The motion segment is the functional unit of the spinal column. The combination of both bony and soft tissue structures forms a motion segment, which is composed of two adjacent vertebral bodies, the facet joint created by their articular processes, the intervertebral disc between them and the associated soft tissue structures already mentioned. The intervertebral disc and the facet joints (one on each side of the midline) allow for motion in flexion, extension, side bending and rotation at the level of the motion segment.

Motion and Biomechanics of the Spine
The lower portion of the spine both bears the most weight and allows the greatest amount of motion. Lumbar spine motion is very complex because of the need for both stability and mobility. The motion segment allows motion within a restrained range and provides stability. Lateral bending occurs mostly in the upper lumbar motion segment. In the lower lumbar spine and lumbo-sacral region, flexion and extension are the primary motions.

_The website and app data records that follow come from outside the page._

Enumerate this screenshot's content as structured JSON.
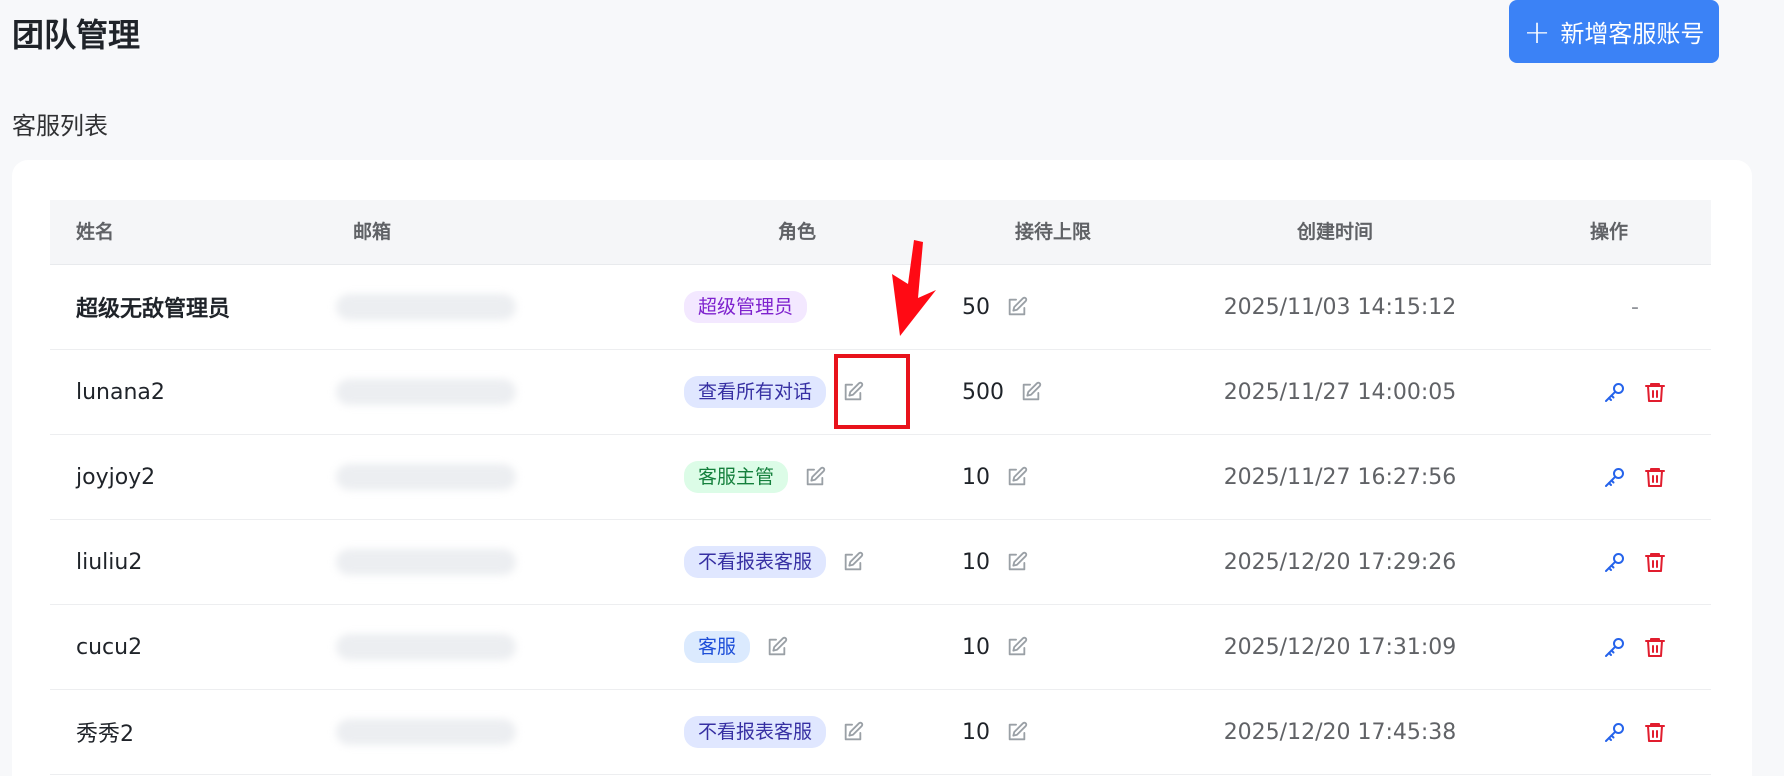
{
  "header": {
    "title": "团队管理",
    "add_button_label": "新增客服账号"
  },
  "section": {
    "title": "客服列表"
  },
  "table": {
    "columns": [
      "姓名",
      "邮箱",
      "角色",
      "接待上限",
      "创建时间",
      "操作"
    ],
    "rows": [
      {
        "name": "超级无敌管理员",
        "role": "超级管理员",
        "limit": "50",
        "created": "2025/11/03 14:15:12",
        "ops": "-"
      },
      {
        "name": "lunana2",
        "role": "查看所有对话",
        "limit": "500",
        "created": "2025/11/27 14:00:05",
        "ops": ""
      },
      {
        "name": "joyjoy2",
        "role": "客服主管",
        "limit": "10",
        "created": "2025/11/27 16:27:56",
        "ops": ""
      },
      {
        "name": "liuliu2",
        "role": "不看报表客服",
        "limit": "10",
        "created": "2025/12/20 17:29:26",
        "ops": ""
      },
      {
        "name": "cucu2",
        "role": "客服",
        "limit": "10",
        "created": "2025/12/20 17:31:09",
        "ops": ""
      },
      {
        "name": "秀秀2",
        "role": "不看报表客服",
        "limit": "10",
        "created": "2025/12/20 17:45:38",
        "ops": ""
      }
    ]
  },
  "colors": {
    "primary": "#3b82f6",
    "danger": "#e11d2e",
    "annotation": "#e8121b"
  }
}
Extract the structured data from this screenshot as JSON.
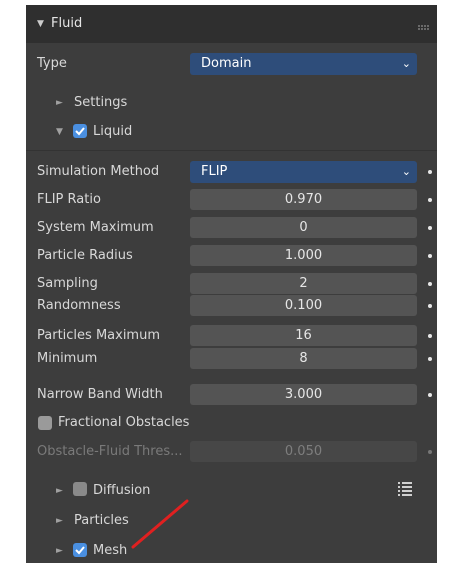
{
  "panel": {
    "title": "Fluid",
    "type_label": "Type",
    "type_value": "Domain"
  },
  "subpanels": {
    "settings": "Settings",
    "liquid": "Liquid",
    "diffusion": "Diffusion",
    "particles": "Particles",
    "mesh": "Mesh"
  },
  "liquid": {
    "simulation_method_label": "Simulation Method",
    "simulation_method_value": "FLIP",
    "flip_ratio_label": "FLIP Ratio",
    "flip_ratio_value": "0.970",
    "system_maximum_label": "System Maximum",
    "system_maximum_value": "0",
    "particle_radius_label": "Particle Radius",
    "particle_radius_value": "1.000",
    "sampling_label": "Sampling",
    "sampling_value": "2",
    "randomness_label": "Randomness",
    "randomness_value": "0.100",
    "particles_maximum_label": "Particles Maximum",
    "particles_maximum_value": "16",
    "minimum_label": "Minimum",
    "minimum_value": "8",
    "narrow_band_width_label": "Narrow Band Width",
    "narrow_band_width_value": "3.000",
    "fractional_obstacles_label": "Fractional Obstacles",
    "obstacle_threshold_label": "Obstacle-Fluid Thres...",
    "obstacle_threshold_value": "0.050"
  },
  "icons": {
    "collapse": "triangle-down-icon",
    "expand": "triangle-right-icon",
    "drag": "drag-handle-icon",
    "list": "list-icon",
    "checkbox": "checkmark-icon",
    "dropdown": "chevron-down-icon",
    "keyframe": "keyframe-dot-icon"
  },
  "colors": {
    "panel_bg": "#3d3d3d",
    "header_bg": "#2f2f2f",
    "field_bg": "#545454",
    "dropdown_bg": "#2e4d7a",
    "checkbox_on": "#4a8fe0",
    "annotation_arrow": "#e02020"
  }
}
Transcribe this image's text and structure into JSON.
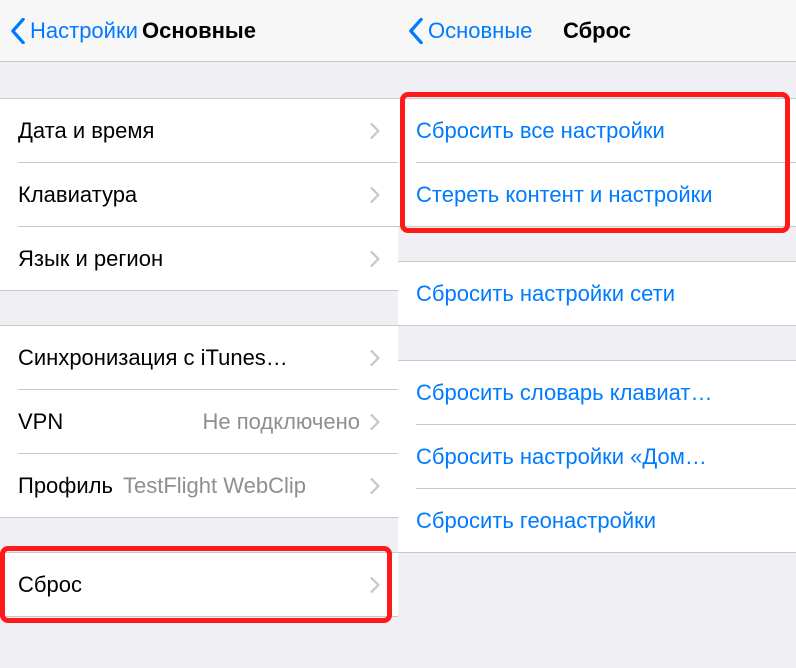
{
  "left": {
    "back_label": "Настройки",
    "title": "Основные",
    "group1": {
      "date_time": "Дата и время",
      "keyboard": "Клавиатура",
      "lang_region": "Язык и регион"
    },
    "group2": {
      "itunes_sync": "Синхронизация с iTunes…",
      "vpn_label": "VPN",
      "vpn_value": "Не подключено",
      "profile_label": "Профиль",
      "profile_value": "TestFlight WebClip"
    },
    "group3": {
      "reset": "Сброс"
    }
  },
  "right": {
    "back_label": "Основные",
    "title": "Сброс",
    "group1": {
      "reset_all": "Сбросить все настройки",
      "erase_all": "Стереть контент и настройки"
    },
    "group2": {
      "reset_network": "Сбросить настройки сети"
    },
    "group3": {
      "reset_keyboard": "Сбросить словарь клавиат…",
      "reset_home": "Сбросить настройки «Дом…",
      "reset_location": "Сбросить геонастройки"
    }
  }
}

The anterior column of the spine, consisting of the stacked vertebral bodies and discs, supports a majority of the body weight in the upright position. Biomechanical studies have shown that the posterior elements (lamina and facet joints) support about one-seventh of the axial load (the vertical load, perpendicular to the ground). When the intervertebral disc is loaded in the sitting or upright position, its two components, the annulus and the disc, behave differently: with lateral bending, the annulus bulges toward the direction of motion while the nucleus slides away from the pressure.

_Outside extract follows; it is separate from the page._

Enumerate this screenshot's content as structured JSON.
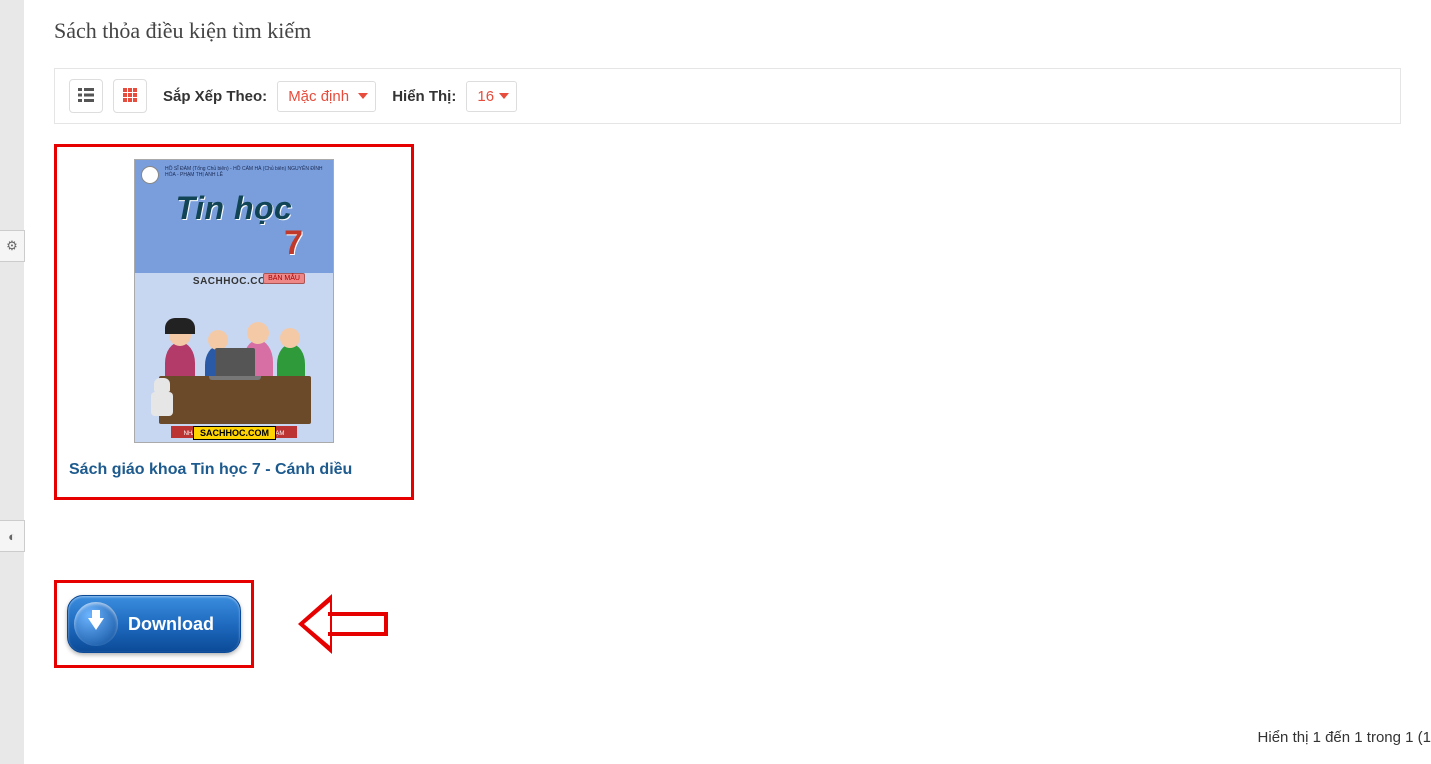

After age 30, the nucleus gradually begins to lose water content and the volume of the nucleus shrinks. The load borne by the annulus subsequently increases and the annulus is subject to weakening and tearing. Resistance to loading is diminished, and motion of the functional spinal unit changes. Disc degeneration is the term used to describe these changes, which as they progress, may result in decreased disc height, irregular bony end plates of the vertebrae and osteophyte (bone spur) formation. Disc degeneration and the accompanying changes in soft tissues and bone can result in increased instability (eg, spondylolisthesis) in some people, and decreased motion in others.

In the lumbar region, the facet joints are positioned to resist rotation and allow flexion and translation. The normal lordotic curvature allows the facet joints in the lumbar spine to bear weight. Disc degeneration and disc space narrowing force the lumbar facet joints to bear increased loads and likely lead to earlier degenerative changes.